Interface dataset entries
******************************

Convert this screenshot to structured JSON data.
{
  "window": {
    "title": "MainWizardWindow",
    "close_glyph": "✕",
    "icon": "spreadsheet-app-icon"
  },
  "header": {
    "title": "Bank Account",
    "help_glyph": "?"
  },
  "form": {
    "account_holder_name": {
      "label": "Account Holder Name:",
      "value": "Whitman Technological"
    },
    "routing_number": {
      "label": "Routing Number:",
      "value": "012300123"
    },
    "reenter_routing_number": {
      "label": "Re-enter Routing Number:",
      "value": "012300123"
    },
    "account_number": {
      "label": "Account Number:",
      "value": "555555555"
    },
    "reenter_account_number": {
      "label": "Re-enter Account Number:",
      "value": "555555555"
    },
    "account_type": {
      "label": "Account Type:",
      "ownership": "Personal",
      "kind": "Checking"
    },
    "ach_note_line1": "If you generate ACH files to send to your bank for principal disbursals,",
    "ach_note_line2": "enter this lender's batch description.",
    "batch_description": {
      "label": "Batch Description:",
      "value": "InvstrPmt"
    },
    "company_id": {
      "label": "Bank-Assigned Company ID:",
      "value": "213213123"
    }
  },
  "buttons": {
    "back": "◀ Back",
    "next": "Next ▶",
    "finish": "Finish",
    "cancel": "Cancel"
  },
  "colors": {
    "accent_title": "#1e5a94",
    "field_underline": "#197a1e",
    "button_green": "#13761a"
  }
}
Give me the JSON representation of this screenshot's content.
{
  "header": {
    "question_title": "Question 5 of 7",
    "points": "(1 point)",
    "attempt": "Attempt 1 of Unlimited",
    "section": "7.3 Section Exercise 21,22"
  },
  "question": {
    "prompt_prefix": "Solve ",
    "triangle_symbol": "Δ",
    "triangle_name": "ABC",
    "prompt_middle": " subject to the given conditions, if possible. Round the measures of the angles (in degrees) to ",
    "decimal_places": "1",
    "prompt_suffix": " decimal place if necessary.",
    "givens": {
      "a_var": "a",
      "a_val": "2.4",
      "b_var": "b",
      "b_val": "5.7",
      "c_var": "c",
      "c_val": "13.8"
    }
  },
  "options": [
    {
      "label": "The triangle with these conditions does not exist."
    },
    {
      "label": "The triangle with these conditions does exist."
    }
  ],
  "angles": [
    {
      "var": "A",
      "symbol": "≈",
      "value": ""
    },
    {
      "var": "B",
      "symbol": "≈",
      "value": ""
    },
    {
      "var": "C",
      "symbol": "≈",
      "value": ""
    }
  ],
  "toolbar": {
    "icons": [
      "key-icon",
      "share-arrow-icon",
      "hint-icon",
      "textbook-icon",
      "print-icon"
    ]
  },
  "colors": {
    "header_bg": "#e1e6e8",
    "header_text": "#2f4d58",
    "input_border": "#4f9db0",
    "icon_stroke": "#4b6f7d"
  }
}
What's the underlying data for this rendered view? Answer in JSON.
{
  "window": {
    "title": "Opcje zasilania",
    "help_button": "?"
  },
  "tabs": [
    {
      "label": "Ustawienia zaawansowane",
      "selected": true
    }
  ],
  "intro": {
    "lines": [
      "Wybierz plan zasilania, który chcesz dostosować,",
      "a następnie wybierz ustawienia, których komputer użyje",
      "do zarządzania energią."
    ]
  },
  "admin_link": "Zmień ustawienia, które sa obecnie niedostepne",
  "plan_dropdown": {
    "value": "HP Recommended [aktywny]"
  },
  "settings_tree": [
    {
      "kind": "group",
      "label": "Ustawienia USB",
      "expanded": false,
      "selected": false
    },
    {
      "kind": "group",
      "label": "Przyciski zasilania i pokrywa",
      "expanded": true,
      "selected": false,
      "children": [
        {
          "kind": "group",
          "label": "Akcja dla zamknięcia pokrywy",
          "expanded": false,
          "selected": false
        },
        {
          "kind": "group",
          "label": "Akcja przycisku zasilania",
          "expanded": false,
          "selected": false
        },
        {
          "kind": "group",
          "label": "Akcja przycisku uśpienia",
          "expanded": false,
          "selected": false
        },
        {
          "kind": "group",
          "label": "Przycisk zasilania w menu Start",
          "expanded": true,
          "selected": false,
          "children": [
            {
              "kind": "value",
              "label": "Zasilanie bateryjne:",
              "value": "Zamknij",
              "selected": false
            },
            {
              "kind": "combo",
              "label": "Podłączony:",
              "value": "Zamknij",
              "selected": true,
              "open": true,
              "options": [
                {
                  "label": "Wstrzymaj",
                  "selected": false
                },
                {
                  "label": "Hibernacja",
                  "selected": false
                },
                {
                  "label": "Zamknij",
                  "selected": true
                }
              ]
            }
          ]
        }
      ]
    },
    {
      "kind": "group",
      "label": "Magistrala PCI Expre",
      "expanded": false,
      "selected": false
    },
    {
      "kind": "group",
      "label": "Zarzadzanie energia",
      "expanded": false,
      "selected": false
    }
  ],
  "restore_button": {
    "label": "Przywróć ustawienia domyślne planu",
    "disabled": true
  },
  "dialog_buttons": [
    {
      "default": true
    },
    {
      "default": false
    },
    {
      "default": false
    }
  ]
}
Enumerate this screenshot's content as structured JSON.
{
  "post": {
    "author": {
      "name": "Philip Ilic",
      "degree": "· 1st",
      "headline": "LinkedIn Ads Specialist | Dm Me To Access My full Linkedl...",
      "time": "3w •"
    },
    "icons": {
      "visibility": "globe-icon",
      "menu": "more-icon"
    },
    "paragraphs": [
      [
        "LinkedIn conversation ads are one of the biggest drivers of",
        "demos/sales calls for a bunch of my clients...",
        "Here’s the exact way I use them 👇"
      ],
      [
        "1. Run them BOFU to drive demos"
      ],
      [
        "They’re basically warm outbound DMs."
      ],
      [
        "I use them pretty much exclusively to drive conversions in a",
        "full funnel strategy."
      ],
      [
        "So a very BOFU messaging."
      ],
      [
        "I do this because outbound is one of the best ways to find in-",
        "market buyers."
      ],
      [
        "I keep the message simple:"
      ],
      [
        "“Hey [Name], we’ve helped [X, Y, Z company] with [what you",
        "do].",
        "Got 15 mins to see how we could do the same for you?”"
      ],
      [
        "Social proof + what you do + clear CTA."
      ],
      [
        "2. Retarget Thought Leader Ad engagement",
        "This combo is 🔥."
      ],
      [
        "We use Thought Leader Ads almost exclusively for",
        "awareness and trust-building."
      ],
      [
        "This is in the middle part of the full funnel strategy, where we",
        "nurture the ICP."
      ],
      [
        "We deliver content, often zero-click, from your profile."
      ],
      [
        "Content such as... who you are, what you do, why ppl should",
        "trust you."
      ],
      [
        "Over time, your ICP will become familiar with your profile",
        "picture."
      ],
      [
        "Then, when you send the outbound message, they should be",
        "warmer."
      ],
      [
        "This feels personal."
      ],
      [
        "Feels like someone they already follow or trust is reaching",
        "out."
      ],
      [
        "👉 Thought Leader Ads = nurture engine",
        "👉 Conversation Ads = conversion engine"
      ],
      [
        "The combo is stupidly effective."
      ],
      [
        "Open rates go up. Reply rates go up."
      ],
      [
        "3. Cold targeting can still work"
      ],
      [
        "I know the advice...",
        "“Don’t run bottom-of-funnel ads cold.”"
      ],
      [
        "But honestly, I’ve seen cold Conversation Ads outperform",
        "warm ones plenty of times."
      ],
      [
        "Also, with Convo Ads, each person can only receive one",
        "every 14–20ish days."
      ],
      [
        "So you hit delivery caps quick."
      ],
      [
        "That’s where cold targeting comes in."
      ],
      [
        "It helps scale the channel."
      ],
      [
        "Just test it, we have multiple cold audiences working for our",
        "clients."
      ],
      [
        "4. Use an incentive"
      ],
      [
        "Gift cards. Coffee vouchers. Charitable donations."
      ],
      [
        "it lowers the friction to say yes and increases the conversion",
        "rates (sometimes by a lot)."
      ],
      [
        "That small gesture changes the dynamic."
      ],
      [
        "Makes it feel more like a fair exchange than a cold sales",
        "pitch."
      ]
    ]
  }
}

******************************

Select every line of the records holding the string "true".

= Response to this task =
      "selected": true
      "expanded": true,
          "expanded": true,
              "selected": true,
              "open": true,
                  "selected": true
    "disabled": true
      "default": true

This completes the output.